##### Excerpted records

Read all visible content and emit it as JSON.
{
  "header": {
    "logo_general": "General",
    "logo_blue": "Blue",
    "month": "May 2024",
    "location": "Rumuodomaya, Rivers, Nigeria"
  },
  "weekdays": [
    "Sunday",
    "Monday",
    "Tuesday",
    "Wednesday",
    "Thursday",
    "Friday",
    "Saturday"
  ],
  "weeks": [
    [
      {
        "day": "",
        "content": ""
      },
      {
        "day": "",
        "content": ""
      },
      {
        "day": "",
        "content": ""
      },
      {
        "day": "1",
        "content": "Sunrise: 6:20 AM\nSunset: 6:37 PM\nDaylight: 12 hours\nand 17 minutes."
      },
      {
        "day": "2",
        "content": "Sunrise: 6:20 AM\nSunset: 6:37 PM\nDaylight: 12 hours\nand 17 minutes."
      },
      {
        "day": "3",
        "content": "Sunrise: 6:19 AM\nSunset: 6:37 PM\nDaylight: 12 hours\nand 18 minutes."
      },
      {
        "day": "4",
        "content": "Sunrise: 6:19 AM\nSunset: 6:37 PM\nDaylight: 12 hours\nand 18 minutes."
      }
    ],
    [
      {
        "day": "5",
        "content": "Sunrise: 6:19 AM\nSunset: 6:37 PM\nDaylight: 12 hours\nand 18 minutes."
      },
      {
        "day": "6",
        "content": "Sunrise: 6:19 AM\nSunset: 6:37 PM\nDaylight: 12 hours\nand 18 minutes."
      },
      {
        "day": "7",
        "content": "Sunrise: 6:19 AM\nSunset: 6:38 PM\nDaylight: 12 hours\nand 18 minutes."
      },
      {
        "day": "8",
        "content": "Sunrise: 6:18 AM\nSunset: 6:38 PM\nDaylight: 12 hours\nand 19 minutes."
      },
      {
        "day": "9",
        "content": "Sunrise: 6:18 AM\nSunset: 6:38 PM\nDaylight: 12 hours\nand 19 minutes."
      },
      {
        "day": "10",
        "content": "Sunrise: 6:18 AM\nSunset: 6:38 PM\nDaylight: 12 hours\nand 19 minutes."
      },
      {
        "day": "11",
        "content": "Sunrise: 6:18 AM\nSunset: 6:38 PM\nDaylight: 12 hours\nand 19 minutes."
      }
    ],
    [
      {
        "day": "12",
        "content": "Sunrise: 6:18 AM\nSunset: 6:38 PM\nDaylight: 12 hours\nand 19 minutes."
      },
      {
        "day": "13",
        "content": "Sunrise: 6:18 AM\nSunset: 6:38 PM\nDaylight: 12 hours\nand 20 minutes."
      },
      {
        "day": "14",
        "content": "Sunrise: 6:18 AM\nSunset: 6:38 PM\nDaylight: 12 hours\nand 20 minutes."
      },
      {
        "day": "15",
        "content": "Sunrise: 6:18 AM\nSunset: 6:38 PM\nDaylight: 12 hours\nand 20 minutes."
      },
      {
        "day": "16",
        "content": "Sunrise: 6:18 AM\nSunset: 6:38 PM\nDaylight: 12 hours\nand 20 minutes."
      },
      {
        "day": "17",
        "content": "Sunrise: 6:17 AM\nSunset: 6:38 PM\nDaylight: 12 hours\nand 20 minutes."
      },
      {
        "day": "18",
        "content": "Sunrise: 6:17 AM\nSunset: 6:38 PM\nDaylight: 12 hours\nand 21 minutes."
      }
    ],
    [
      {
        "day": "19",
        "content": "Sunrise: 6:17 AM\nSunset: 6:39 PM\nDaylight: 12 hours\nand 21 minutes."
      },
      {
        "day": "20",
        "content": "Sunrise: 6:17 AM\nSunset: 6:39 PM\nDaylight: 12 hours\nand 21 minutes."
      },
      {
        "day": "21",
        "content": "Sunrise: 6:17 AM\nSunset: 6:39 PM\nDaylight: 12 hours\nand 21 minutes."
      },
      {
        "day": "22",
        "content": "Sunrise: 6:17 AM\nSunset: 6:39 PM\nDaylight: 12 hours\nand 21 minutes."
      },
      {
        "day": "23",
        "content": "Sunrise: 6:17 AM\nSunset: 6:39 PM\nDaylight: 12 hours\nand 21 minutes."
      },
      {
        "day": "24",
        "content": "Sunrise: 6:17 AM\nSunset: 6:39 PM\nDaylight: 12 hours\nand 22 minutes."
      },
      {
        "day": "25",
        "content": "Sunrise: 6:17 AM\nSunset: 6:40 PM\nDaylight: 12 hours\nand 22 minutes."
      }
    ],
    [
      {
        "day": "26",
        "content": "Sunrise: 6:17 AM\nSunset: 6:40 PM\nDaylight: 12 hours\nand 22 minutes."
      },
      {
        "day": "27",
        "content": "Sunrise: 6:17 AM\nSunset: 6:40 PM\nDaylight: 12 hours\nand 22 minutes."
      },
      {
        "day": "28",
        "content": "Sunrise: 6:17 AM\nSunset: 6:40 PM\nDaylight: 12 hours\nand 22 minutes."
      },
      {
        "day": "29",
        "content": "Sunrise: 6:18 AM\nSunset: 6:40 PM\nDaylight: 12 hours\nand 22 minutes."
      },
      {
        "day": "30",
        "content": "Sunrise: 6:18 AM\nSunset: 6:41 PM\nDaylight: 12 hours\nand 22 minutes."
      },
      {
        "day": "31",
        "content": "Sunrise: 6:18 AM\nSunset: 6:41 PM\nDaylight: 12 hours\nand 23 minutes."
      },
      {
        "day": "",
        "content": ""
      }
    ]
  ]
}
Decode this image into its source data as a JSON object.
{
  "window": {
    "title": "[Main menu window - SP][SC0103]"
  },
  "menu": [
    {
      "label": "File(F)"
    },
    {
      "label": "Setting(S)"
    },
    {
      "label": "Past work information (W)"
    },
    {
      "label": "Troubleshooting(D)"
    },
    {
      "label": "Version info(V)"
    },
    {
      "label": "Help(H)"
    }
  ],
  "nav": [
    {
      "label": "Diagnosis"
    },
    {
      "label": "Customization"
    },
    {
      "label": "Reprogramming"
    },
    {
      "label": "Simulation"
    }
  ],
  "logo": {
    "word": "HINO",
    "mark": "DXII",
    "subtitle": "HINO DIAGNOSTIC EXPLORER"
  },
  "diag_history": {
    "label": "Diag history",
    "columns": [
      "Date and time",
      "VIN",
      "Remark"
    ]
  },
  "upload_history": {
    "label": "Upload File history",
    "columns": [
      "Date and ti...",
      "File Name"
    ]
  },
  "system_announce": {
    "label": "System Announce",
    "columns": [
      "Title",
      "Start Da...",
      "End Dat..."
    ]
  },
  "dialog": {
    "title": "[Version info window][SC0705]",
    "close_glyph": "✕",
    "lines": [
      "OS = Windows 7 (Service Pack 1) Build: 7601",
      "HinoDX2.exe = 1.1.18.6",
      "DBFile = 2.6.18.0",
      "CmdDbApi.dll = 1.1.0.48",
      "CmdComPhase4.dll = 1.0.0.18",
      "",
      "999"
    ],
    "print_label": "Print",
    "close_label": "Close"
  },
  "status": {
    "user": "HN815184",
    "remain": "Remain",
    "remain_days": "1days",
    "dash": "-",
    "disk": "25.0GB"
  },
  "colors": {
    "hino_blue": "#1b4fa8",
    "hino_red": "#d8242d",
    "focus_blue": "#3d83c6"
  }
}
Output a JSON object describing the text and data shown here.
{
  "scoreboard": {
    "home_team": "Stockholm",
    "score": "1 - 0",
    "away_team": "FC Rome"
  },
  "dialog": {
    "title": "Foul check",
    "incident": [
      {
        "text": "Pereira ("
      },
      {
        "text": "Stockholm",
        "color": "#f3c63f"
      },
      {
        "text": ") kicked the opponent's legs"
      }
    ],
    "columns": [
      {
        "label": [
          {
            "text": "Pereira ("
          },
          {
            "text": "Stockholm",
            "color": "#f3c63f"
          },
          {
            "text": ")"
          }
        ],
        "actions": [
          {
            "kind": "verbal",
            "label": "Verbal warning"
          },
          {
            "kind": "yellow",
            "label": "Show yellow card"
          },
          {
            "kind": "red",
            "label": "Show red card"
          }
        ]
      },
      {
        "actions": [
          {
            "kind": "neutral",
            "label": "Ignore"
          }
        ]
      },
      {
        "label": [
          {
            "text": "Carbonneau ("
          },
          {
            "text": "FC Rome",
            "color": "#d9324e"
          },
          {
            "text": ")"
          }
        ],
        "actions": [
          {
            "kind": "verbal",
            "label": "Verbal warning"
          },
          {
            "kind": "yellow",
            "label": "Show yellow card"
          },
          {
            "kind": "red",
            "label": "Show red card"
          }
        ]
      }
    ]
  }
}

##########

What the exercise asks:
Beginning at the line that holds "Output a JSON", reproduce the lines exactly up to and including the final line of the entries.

Output of the task:
Output a JSON object describing the text and data shown here.
{
  "scoreboard": {
    "home_team": "Stockholm",
    "score": "1 - 0",
    "away_team": "FC Rome"
  },
  "dialog": {
    "title": "Foul check",
    "incident": [
      {
        "text": "Pereira ("
      },
      {
        "text": "Stockholm",
        "color": "#f3c63f"
      },
      {
        "text": ") kicked the opponent's legs"
      }
    ],
    "columns": [
      {
        "label": [
          {
            "text": "Pereira ("
          },
          {
            "text": "Stockholm",
            "color": "#f3c63f"
          },
          {
            "text": ")"
          }
        ],
        "actions": [
          {
            "kind": "verbal",
            "label": "Verbal warning"
          },
          {
            "kind": "yellow",
            "label": "Show yellow card"
          },
          {
            "kind": "red",
            "label": "Show red card"
          }
        ]
      },
      {
        "actions": [
          {
            "kind": "neutral",
            "label": "Ignore"
          }
        ]
      },
      {
        "label": [
          {
            "text": "Carbonneau ("
          },
          {
            "text": "FC Rome",
            "color": "#d9324e"
          },
          {
            "text": ")"
          }
        ],
        "actions": [
          {
            "kind": "verbal",
            "label": "Verbal warning"
          },
          {
            "kind": "yellow",
            "label": "Show yellow card"
          },
          {
            "kind": "red",
            "label": "Show red card"
          }
        ]
      }
    ]
  }
}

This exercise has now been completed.